"What do you want to do?” we would say to each other. We'd call Scott and Heather and either ride our clunky motorcycle or Vanagan over to their place. They were 13 miles away. Out in the country. But, it is still the most beautiful drive ever. It drops from the hills to the water front of Seabeck Washington. The water meets the mountains there. Green mountains and fog and clouds and a fishing town and bald eagles. Then it climbs back up into the pines and rolls to their house back in the woods. 

Scott and Heather were new parents then. Austin was two. They were the people we watched and said, “We can do this, and that is how we will do it!” Heather was doing parenting and work, so I would say, “I’ll make dinner if we can come.” She never said no. They never tired of us (or at least they never let on). They were so constant and cool and consistent. 

They still are. Just the same. They even let me cook! And Austin, now, at 17, is awesome of course. Plus there is Cami, Amelia’s age and just as awesome. They let us jump right back into their lives. We went to their lake house and in the magical warm sun, did the lake for two straight days. Boat, water, sun, food, mountains. Heather’s laugh is my favorite laugh ever and Scott and George just dove right back in to intensity and hilarity and that was joy to us. They were not as crazy and daring. That is all that changed. Wait, they did take a solo boat ride…I’m pretty sure there was some shenanigans happening then.
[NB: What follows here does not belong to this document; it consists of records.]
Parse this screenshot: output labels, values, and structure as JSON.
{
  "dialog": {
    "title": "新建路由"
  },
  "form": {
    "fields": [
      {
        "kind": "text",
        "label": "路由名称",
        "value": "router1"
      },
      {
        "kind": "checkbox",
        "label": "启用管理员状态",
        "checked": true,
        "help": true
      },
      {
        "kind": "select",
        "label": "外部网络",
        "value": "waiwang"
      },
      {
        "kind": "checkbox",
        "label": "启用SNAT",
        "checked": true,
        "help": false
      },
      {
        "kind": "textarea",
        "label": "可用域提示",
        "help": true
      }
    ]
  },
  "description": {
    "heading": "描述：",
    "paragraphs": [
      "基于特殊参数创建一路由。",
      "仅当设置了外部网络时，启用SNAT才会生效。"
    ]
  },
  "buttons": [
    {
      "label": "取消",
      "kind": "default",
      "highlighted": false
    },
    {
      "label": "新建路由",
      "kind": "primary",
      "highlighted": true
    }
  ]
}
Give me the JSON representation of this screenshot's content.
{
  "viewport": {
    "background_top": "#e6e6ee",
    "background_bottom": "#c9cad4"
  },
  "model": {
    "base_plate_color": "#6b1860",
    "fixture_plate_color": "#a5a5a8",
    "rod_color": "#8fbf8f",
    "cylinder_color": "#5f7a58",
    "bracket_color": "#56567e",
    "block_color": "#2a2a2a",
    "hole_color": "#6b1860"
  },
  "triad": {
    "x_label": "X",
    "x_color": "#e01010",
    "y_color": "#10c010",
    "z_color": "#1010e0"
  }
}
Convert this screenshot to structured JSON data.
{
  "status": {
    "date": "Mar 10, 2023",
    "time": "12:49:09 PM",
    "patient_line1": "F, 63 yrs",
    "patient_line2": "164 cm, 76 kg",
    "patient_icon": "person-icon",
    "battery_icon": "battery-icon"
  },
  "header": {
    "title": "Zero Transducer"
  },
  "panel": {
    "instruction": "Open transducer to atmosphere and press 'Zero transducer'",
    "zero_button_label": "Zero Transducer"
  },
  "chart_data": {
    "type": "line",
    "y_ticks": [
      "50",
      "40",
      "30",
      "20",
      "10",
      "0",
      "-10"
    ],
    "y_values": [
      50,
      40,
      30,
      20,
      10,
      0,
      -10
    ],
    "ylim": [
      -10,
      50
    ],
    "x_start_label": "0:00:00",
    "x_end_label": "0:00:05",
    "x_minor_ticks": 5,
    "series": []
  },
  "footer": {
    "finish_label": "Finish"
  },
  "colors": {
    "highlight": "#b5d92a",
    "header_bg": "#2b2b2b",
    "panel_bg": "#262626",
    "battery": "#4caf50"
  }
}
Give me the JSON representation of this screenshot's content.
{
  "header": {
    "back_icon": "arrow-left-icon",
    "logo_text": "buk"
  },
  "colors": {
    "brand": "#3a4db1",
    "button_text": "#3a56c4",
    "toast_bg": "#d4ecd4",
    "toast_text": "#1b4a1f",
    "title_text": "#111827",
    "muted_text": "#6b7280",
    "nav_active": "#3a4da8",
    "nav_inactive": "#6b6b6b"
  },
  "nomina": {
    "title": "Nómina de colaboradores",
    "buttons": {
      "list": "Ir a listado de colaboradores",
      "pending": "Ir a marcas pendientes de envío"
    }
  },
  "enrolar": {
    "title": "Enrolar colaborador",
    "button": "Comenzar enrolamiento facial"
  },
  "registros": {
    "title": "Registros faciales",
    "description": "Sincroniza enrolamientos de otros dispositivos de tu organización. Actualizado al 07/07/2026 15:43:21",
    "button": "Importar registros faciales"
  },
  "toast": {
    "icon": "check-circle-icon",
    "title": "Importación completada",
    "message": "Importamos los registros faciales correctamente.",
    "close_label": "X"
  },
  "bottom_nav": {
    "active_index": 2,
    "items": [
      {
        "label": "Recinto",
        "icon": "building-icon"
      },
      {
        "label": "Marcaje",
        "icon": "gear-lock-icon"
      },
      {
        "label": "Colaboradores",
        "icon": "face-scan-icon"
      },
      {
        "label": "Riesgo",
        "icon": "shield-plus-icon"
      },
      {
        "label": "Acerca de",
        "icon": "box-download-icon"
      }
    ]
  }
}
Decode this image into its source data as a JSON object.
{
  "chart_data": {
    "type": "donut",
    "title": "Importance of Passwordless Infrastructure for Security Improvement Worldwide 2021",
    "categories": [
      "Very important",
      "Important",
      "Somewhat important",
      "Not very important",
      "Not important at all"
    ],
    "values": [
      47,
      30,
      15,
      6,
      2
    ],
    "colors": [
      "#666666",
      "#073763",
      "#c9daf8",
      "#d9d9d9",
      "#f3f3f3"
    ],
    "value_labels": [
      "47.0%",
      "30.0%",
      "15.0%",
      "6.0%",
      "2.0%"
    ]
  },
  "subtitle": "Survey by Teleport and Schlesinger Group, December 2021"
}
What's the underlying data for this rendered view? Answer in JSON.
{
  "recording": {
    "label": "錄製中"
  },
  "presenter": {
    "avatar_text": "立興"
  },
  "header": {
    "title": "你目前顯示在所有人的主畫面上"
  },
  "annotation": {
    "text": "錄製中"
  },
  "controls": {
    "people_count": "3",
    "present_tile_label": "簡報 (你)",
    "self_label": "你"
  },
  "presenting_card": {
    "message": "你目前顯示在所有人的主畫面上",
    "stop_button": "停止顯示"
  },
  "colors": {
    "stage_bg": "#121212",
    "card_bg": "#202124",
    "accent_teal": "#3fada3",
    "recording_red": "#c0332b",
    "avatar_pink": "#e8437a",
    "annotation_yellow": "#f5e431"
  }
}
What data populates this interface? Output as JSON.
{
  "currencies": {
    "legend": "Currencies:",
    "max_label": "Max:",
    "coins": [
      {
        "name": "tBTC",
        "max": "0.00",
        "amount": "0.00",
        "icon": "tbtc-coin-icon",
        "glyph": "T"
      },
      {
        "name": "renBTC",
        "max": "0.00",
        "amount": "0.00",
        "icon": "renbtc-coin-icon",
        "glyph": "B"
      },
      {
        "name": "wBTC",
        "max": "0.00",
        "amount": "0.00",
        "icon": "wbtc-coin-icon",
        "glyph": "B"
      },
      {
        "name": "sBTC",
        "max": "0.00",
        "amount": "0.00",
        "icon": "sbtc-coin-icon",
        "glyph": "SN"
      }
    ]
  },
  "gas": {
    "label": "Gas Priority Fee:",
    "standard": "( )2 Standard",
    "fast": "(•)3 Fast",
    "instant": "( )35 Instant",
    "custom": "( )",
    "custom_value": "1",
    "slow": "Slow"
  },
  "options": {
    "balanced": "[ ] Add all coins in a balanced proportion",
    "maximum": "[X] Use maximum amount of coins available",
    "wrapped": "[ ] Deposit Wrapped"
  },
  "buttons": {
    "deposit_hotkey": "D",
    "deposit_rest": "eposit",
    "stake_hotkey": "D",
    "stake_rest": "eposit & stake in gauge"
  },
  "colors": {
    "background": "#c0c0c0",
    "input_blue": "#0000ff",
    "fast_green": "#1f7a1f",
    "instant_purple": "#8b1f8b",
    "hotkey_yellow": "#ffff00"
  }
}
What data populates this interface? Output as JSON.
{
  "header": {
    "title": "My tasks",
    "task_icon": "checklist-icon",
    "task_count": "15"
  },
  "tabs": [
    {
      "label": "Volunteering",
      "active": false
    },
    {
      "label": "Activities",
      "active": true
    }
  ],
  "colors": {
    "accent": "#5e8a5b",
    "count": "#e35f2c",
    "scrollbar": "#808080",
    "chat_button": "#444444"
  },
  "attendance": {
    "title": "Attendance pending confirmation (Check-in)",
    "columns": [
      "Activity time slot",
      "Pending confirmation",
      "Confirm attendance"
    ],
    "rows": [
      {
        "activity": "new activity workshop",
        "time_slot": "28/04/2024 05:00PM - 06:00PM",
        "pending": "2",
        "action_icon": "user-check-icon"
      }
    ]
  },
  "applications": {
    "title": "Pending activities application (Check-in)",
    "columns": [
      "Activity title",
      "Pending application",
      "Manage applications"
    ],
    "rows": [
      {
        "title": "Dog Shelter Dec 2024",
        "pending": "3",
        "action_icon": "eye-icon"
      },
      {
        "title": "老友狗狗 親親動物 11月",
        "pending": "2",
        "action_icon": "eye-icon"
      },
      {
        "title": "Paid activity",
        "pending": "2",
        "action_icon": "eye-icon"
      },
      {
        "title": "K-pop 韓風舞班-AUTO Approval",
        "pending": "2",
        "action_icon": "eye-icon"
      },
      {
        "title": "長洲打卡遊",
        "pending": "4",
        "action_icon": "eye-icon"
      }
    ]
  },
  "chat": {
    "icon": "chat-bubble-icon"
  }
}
After wearing ourselves out on the lake and soaking in Scott and Heather, we thought we would find our way through the Olympic National Forest. We visited Dungeness Spit, Merimere Falls and Lavender Farms. We saw such beauty. So much so that we were totally late for dinner with our dear friends the Kuskes. 

They’ve added three boys to their crew and our kids fell right in just like we fell right in with Tyler many moons ago. 

Six days passed in a flash. It was too fast. There are things that I’m missing and missed doing. It was a whirlwind. 

We left Washington via Tacoma Narrows bridge and headed straight to Mount Rainer National Park. The entire time we were in Washington, the sun shone bright and warm. The kids thought it was paradise. We tried to explain that that was not normal. They were not buying it. As we drove East, the rain fell. The cool fell. The clouds fell. They saw it with their own eyes. And as we drove through Rainier, we begged time to stand still so we could hike for days, but we didn’t have time and we said, “WE MUST COME BACK!” 

And like that, we were in Oregon. Through the night into Utah. And at sunrise, we woke the kids to drive into Arches National Park. Glory. Only Glory. And heat!

In the span of 24 hours, we had seen the windy pines and volcanic mountains of the far west and the rosey red desert boulders bursting from the earth in Utah. Mad tired and glad to stop and walk, we took the kids to the arches. We walked through giant walls of dry rock. The heat beat down on us, and pushed us back into the van for more miles. We were on a mad mission to make it to Colorado to meet George’s sister for a camping adventure.